BamaPosted: February 8, 2016
By the time Costa got fired for using it, ’Bama had been around for quite some time, and its meaning and use had changed. Most likely, the word was first used to put down recent arrivals to D.C.’s black neighborhoods from southern states—especially Alabama, says cultural anthropologist and long time Smithsonian staffer John Franklin. “It’s had currency over several generations,” Franklin says. It was a way of calling someone a black hick: “There was some disdain for people who didn’t live in the city and weren’t sophisticated.” The word had particular weight during the Great Migration, when many African Americans left the rural South for northern cities. Then, the point was to differentiate the newer arrivals from the longtime Washingtonians—who worried that the countrified Southerners flooding the District would reflect badly on the whole community. It was, essentially, the way D.C.’s black residents called one of their own a redneck. (Around the same time, German Jews who had already been in the U.S. for a few decades coined their own slang term to put down their less sophisticated Russian and Polish cousins—and thus, “kike” was born, only becoming a generalized ethnic slur afterwards.)

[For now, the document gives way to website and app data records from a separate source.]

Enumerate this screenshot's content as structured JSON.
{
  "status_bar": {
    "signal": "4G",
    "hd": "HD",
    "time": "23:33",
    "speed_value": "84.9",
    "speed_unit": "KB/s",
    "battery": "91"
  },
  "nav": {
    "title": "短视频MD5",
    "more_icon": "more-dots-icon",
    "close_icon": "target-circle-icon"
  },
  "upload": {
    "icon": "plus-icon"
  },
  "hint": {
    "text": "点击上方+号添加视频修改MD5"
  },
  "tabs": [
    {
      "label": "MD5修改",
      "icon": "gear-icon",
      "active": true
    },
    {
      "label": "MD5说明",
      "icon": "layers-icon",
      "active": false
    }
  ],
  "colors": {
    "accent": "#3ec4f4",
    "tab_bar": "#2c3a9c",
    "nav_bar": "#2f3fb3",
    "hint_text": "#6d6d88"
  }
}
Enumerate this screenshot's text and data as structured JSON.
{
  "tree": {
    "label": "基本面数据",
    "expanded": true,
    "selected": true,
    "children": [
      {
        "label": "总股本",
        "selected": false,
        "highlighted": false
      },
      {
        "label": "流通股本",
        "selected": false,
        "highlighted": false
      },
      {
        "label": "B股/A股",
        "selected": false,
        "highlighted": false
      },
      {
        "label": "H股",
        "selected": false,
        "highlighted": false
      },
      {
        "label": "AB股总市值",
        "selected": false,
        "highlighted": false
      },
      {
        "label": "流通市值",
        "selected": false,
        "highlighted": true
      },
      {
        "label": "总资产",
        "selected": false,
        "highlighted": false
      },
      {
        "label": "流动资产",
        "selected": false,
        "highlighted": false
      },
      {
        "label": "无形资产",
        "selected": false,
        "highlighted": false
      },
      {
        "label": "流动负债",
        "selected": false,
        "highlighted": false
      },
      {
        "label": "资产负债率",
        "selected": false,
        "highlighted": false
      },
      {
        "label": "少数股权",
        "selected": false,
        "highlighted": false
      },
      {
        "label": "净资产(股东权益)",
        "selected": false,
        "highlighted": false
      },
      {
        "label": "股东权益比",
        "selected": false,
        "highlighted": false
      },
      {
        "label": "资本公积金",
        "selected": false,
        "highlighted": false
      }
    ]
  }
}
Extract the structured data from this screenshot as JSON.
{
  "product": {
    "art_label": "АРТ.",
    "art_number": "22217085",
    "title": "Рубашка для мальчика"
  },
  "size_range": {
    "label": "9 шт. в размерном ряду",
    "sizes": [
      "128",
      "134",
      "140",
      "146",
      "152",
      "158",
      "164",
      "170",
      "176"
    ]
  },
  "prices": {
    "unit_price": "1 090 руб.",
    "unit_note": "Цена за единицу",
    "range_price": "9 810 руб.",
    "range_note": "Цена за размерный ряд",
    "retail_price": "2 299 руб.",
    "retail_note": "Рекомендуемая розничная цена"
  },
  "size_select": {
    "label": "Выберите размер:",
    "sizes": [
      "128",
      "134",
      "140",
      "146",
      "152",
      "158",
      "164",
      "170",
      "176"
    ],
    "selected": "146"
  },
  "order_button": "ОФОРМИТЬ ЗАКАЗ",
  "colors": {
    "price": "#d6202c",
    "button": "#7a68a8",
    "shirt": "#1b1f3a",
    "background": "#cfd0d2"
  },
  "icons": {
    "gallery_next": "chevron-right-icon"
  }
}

Eventually, ’Bama lost most of the geographic connotations it once had, and melted into just another piece of regional slang. Even white kids like Costa learned what it meant, picking it up by osmosis from the culture around them. Costa says his own definition of ’Bama is that it refers to a person who is “stupid.” He spent most of his life in the Baltimore-Washington area, and says he and his friends grew up using “the B-word” all the time.